Thirty-Four Seats

In all, 34 Senate seats are up for re-election, though clearly, the orientation of the Senate will focus on perhaps six or eight states. Of course, none of this is accounting for the flow of news. Should the conflicts with Iran, North Korea, Venezuela or China balloon into more conflict, should Afghanistan turn yet more bloody, what passes for election clearly will change; so, too, with whatever happens if House Democrats move to impeach Trump or others in the administration. But this accounting is about numbers and the choice of many prominent Democrats to forgo the Senate.

As Jim Newell argued in Slate magazine, “A new high-profile Democrat seems to decide just about every day that serving in the Senate is a crappy proposition.”

That may be, but a replay of the Obama years in which even with a Democratic president, Mitch McConnell decides whether a nominated Supreme Court justice can be presented for confirmation, seems nuts.

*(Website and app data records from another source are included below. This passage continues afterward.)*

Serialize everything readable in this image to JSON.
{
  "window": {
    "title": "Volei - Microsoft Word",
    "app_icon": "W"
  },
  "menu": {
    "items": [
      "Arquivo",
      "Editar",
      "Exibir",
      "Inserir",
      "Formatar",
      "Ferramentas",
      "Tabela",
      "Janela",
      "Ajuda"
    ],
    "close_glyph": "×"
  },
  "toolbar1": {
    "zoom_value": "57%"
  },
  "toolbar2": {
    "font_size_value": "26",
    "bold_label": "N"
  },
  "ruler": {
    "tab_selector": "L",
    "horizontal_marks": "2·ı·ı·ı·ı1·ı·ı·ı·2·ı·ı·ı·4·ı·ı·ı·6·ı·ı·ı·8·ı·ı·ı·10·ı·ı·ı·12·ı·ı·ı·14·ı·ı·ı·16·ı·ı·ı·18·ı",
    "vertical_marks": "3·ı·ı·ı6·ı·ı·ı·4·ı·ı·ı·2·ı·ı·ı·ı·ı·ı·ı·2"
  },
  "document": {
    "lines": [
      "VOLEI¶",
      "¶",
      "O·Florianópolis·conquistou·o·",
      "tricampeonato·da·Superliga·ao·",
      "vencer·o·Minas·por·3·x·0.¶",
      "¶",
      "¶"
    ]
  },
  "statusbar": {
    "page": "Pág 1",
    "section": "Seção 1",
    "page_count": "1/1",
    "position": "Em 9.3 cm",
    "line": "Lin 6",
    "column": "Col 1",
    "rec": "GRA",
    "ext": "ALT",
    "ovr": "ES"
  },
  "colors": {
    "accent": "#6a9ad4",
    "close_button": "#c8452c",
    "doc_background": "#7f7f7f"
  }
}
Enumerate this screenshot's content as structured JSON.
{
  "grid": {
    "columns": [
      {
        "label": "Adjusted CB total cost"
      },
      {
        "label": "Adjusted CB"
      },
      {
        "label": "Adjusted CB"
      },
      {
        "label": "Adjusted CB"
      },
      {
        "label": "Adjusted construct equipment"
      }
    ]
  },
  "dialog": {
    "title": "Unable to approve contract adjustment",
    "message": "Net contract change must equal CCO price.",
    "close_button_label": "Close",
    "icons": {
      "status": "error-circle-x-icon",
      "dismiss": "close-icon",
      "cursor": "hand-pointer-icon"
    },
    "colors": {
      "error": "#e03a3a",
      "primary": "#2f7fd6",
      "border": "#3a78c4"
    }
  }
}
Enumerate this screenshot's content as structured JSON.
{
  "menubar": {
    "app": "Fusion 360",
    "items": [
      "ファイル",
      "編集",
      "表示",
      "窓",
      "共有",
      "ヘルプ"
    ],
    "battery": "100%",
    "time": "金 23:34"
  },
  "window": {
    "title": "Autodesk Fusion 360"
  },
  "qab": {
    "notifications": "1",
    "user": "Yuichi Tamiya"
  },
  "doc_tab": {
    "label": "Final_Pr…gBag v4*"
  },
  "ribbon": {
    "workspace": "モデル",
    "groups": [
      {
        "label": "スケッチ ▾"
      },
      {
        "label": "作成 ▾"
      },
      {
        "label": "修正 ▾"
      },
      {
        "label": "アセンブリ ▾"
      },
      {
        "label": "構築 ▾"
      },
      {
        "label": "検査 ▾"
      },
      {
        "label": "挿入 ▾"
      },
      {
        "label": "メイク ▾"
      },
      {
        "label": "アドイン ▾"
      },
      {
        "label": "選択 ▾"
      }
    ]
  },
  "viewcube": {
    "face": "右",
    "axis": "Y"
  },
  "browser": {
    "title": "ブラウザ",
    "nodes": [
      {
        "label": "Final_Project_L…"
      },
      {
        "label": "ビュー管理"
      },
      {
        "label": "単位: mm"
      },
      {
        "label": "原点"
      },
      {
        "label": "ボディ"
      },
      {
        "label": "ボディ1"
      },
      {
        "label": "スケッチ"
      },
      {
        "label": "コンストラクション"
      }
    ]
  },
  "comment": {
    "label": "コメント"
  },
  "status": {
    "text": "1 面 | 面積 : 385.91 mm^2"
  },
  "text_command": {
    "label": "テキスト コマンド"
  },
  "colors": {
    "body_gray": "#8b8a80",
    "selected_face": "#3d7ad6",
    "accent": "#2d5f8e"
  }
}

Indeed, there are now seven Democrats in the current Senate running for president, nearly all of them trailing badly behind Joe Biden and Bernie Sanders.

Though it is early, the decisions by candidates in key states to choose presidential bids over Senate races have given many Democratic voters and operatives anxiety. There is time, if these presidential campaigns go nowhere for several of the 22 Democratic candidates, to enter the Senate races in their states.

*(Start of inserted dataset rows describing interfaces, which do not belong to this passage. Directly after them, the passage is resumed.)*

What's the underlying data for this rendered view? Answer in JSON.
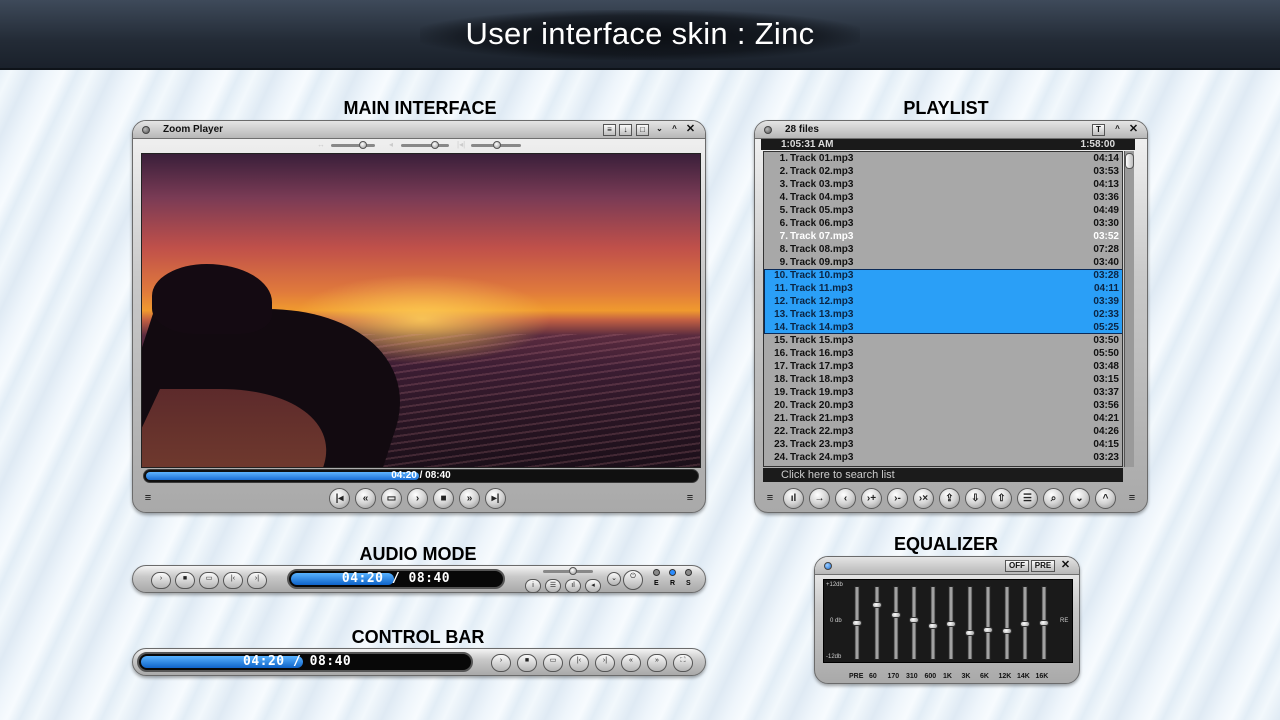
{
  "header": {
    "title": "User interface skin : Zinc"
  },
  "sections": {
    "main": "MAIN INTERFACE",
    "playlist": "PLAYLIST",
    "audio": "AUDIO MODE",
    "equalizer": "EQUALIZER",
    "control": "CONTROL BAR"
  },
  "main_window": {
    "title": "Zoom Player",
    "time": "04:20 / 08:40",
    "progress": 0.5
  },
  "playlist": {
    "count": "28 files",
    "time_left": "1:05:31 AM",
    "time_right": "1:58:00",
    "search_placeholder": "Click here to search list",
    "current_index": 7,
    "selected_range": [
      10,
      14
    ],
    "tracks": [
      {
        "n": "1.",
        "name": "Track 01.mp3",
        "dur": "04:14"
      },
      {
        "n": "2.",
        "name": "Track 02.mp3",
        "dur": "03:53"
      },
      {
        "n": "3.",
        "name": "Track 03.mp3",
        "dur": "04:13"
      },
      {
        "n": "4.",
        "name": "Track 04.mp3",
        "dur": "03:36"
      },
      {
        "n": "5.",
        "name": "Track 05.mp3",
        "dur": "04:49"
      },
      {
        "n": "6.",
        "name": "Track 06.mp3",
        "dur": "03:30"
      },
      {
        "n": "7.",
        "name": "Track 07.mp3",
        "dur": "03:52"
      },
      {
        "n": "8.",
        "name": "Track 08.mp3",
        "dur": "07:28"
      },
      {
        "n": "9.",
        "name": "Track 09.mp3",
        "dur": "03:40"
      },
      {
        "n": "10.",
        "name": "Track 10.mp3",
        "dur": "03:28"
      },
      {
        "n": "11.",
        "name": "Track 11.mp3",
        "dur": "04:11"
      },
      {
        "n": "12.",
        "name": "Track 12.mp3",
        "dur": "03:39"
      },
      {
        "n": "13.",
        "name": "Track 13.mp3",
        "dur": "02:33"
      },
      {
        "n": "14.",
        "name": "Track 14.mp3",
        "dur": "05:25"
      },
      {
        "n": "15.",
        "name": "Track 15.mp3",
        "dur": "03:50"
      },
      {
        "n": "16.",
        "name": "Track 16.mp3",
        "dur": "05:50"
      },
      {
        "n": "17.",
        "name": "Track 17.mp3",
        "dur": "03:48"
      },
      {
        "n": "18.",
        "name": "Track 18.mp3",
        "dur": "03:15"
      },
      {
        "n": "19.",
        "name": "Track 19.mp3",
        "dur": "03:37"
      },
      {
        "n": "20.",
        "name": "Track 20.mp3",
        "dur": "03:56"
      },
      {
        "n": "21.",
        "name": "Track 21.mp3",
        "dur": "04:21"
      },
      {
        "n": "22.",
        "name": "Track 22.mp3",
        "dur": "04:26"
      },
      {
        "n": "23.",
        "name": "Track 23.mp3",
        "dur": "04:15"
      },
      {
        "n": "24.",
        "name": "Track 24.mp3",
        "dur": "03:23"
      }
    ]
  },
  "audio_mode": {
    "time": "04:20 / 08:40",
    "progress": 0.5,
    "led_labels": [
      "E",
      "R",
      "S"
    ]
  },
  "control_bar": {
    "time": "04:20 / 08:40",
    "progress": 0.5
  },
  "equalizer": {
    "buttons": {
      "off": "OFF",
      "pre": "PRE"
    },
    "scale": {
      "top": "+12db",
      "mid": "0 db",
      "bottom": "-12db"
    },
    "bands": [
      "PRE",
      "60",
      "170",
      "310",
      "600",
      "1K",
      "3K",
      "6K",
      "12K",
      "14K",
      "16K"
    ],
    "levels": [
      0.5,
      0.78,
      0.62,
      0.55,
      0.45,
      0.48,
      0.35,
      0.4,
      0.38,
      0.48,
      0.5
    ],
    "re_label": "RE"
  }
}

It is possible, of course, that if the presidential campaigns or intentions of those bigger names never catch fire, their eyes will return to the statewide Senate contests.

In Colorado, where there are a number of announced candidates, Gardner is considered vulnerable because the state has become increasingly Democratic. Susan Collins in Maine is also seen as challengeable because of her support for Trump’s Supreme Court nominees. Arizona, Kelly’s campaign will prove a national bellwether because McSally was appointed to the Senate after John McCain died six months ago.

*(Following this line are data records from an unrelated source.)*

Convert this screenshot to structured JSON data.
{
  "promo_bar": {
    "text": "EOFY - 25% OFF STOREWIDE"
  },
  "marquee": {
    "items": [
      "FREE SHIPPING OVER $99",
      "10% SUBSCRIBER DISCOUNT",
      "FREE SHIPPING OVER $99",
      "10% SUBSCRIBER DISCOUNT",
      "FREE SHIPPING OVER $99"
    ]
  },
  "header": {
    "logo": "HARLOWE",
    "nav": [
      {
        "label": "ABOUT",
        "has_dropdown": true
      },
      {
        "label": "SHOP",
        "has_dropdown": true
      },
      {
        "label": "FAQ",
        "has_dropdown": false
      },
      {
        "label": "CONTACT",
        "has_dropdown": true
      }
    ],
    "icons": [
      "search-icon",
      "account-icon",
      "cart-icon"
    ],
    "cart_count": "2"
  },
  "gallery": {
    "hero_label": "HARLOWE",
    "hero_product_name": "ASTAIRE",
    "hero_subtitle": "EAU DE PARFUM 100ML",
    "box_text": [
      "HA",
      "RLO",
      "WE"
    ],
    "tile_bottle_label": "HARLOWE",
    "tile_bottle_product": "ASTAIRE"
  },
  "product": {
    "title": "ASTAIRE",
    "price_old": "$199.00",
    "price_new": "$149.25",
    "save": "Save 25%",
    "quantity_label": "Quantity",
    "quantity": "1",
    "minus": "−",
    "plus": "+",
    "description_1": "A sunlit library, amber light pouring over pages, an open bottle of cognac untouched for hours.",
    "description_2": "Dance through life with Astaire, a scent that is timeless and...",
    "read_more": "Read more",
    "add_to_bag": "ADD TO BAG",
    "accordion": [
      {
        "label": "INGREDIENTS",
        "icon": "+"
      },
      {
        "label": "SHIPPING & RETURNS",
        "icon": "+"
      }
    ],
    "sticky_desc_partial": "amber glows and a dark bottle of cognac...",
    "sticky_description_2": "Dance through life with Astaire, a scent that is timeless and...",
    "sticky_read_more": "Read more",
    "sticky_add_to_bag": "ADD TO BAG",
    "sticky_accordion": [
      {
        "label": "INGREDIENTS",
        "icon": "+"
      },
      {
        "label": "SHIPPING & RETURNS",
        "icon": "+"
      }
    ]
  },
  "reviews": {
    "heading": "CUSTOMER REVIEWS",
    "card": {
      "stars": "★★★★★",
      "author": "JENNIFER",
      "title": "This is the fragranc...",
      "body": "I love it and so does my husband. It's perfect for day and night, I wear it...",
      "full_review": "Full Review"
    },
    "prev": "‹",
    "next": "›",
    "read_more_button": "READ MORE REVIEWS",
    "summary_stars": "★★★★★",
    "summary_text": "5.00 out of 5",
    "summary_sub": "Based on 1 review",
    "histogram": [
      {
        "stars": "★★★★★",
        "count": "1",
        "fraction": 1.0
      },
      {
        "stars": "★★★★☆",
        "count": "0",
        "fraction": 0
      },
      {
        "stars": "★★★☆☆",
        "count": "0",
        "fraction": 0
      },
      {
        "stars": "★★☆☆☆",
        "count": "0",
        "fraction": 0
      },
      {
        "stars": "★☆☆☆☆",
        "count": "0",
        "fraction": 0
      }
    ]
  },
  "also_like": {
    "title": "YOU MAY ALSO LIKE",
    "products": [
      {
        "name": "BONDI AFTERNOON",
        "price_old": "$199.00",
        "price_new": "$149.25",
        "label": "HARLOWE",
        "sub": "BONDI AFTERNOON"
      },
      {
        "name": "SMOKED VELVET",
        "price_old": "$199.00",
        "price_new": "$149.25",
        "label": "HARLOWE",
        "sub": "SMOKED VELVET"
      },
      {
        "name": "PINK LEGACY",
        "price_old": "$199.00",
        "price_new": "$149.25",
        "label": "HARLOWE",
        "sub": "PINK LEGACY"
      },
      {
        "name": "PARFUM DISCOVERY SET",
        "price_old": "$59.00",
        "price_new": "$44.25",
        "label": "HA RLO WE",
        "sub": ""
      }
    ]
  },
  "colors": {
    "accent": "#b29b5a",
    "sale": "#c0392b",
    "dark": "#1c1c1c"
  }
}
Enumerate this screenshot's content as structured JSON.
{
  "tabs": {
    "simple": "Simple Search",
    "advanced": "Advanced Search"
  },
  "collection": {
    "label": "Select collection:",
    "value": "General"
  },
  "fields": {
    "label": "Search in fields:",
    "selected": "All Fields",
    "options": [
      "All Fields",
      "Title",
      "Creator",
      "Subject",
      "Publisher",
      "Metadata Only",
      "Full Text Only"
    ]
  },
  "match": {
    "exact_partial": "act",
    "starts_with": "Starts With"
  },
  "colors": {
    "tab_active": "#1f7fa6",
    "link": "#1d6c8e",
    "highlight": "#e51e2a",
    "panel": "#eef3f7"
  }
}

Still, Democrats need to pick up a minimum of four seats to have a shot at the majority. I’m sure we’ll be seeing the usual blizzard of polling in the available states later this year.

Political Backwater

What surprises me is that the Senate is being seen as something of a backwater politically rather than a main event in the elections. This is where the president’s nominees come for confirmation, and all the important policies from healthcare futures to treaty certifications depend on a Senate with a different lineup.

Perhaps the candidates are seeing a different Senate from me. They may see winning a seat for six years in a Republican-majority Senate as a relative waste of time, with Senate Majority Leader Mitch McConnell so adept at turning the Senate to partisan advantage.

According to CNN, of the 22 seats controlled by Republicans, just two of them are in states (Colorado and Maine) that leaned Democratic compared with the nation as a whole in a weighted average of the last two presidential elections. Today, Trump is quite unpopular in both.

But defending Democratic Sen. Doug Jones in Alabama presents a complication. Alabama is a state Trump won by nearly 30 points and remains popular in. Republicans won the aggregate House vote there in 2018 by more than 20 points. That means Jones has an uphill climb for re-election by the numbers.

Democratic pickup opportunities are slimmer than might be imagined. Of 20 Republican-held seats up for election, 16 of them are in states that were 10 points or more Republican than the nation as a whole in a weighted average of the last two presidential elections. None of these races look competitive at this time.

By the numbers, the best chances for Democrats are likely in Arizona, Georgia, Iowa and North Carolina.

CNN says that the good news for Democrats is that beyond Alabama and these three Democratic-held seats, there really aren’t any that Republicans look like they will put into play at this time. That means Republicans probably won’t be able to come close to a filibuster-proof (60 votes) Senate majority even in a good year for them.

Without a serious change in candidates or events, Republicans are favored to maintain control in the Senate.

If that result is avoidable, the presidential fever that draws off good Senate candidates is a shame.

Featured image: 2020 Senate races, shaded by current party control (University of Virginia Center for Politics)

May 14, 2019